# REQUIRED ACTION:
Provide only the number of lines in the following data that contain "Assignment".

[App and web page records]
---------------

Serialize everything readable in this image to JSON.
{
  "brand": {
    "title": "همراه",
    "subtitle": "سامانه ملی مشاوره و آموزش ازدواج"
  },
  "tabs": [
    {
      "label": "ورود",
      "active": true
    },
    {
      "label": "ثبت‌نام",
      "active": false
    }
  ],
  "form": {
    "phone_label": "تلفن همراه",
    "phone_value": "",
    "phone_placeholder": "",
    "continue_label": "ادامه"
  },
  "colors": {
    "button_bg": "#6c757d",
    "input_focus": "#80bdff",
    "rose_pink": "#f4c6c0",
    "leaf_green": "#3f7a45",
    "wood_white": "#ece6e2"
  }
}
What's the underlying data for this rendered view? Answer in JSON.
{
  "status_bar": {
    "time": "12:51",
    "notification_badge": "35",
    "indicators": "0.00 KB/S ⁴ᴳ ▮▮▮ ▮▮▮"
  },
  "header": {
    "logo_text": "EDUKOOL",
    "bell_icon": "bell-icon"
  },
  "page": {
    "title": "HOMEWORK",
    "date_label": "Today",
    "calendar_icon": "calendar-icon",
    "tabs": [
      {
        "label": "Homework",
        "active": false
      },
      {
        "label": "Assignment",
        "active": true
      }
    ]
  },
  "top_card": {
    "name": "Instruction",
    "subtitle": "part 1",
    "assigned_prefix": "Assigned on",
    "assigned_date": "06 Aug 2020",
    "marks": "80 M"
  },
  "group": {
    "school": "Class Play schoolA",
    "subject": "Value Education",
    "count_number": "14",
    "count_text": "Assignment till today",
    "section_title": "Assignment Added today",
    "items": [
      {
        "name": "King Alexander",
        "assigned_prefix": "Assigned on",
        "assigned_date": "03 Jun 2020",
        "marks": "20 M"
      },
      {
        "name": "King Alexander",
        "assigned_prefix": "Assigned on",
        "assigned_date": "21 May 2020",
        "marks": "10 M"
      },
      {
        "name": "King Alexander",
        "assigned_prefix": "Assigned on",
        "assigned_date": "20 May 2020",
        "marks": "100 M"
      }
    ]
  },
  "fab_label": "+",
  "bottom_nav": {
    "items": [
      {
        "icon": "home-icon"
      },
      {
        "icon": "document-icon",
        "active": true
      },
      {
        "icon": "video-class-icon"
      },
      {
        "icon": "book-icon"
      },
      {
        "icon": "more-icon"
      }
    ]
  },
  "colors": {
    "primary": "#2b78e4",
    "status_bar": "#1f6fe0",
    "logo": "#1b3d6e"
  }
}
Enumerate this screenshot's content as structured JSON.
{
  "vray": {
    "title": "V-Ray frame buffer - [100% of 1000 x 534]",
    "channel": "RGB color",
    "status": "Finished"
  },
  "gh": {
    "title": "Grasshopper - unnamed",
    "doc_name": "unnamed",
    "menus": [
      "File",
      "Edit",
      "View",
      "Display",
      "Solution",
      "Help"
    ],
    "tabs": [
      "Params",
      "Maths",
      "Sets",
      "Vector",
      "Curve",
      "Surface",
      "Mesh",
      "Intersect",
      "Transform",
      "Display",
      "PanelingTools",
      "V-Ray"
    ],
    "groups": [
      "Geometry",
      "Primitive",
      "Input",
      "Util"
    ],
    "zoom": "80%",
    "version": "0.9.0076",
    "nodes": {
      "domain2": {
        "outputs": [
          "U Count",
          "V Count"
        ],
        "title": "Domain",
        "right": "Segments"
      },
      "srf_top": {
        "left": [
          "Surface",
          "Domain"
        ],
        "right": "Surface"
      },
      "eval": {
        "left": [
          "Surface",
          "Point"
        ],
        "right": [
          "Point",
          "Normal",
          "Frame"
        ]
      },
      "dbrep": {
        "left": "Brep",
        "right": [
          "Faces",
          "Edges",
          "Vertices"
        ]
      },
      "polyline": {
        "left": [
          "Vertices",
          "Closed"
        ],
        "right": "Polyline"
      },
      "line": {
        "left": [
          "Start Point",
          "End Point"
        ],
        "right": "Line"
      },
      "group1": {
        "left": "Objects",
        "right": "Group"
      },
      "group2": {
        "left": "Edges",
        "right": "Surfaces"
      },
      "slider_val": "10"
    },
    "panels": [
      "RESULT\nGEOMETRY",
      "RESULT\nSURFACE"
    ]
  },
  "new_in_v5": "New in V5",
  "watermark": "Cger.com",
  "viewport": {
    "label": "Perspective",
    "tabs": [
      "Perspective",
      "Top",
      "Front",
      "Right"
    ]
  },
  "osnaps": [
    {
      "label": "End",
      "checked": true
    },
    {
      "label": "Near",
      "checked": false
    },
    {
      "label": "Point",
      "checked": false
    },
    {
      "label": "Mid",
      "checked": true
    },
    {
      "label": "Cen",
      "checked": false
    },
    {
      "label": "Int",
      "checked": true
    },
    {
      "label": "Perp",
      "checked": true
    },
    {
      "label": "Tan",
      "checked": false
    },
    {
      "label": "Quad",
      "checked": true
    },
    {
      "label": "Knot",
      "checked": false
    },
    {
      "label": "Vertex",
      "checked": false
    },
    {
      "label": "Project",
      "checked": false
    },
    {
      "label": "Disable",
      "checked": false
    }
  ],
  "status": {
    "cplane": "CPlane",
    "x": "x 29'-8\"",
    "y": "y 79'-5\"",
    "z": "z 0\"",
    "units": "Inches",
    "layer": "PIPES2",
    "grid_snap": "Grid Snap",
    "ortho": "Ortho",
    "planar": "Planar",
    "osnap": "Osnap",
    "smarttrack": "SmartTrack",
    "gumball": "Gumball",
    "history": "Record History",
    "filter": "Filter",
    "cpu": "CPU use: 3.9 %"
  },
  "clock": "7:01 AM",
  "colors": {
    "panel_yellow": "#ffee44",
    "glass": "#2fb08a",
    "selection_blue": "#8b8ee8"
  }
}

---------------

# THE ANSWER:
3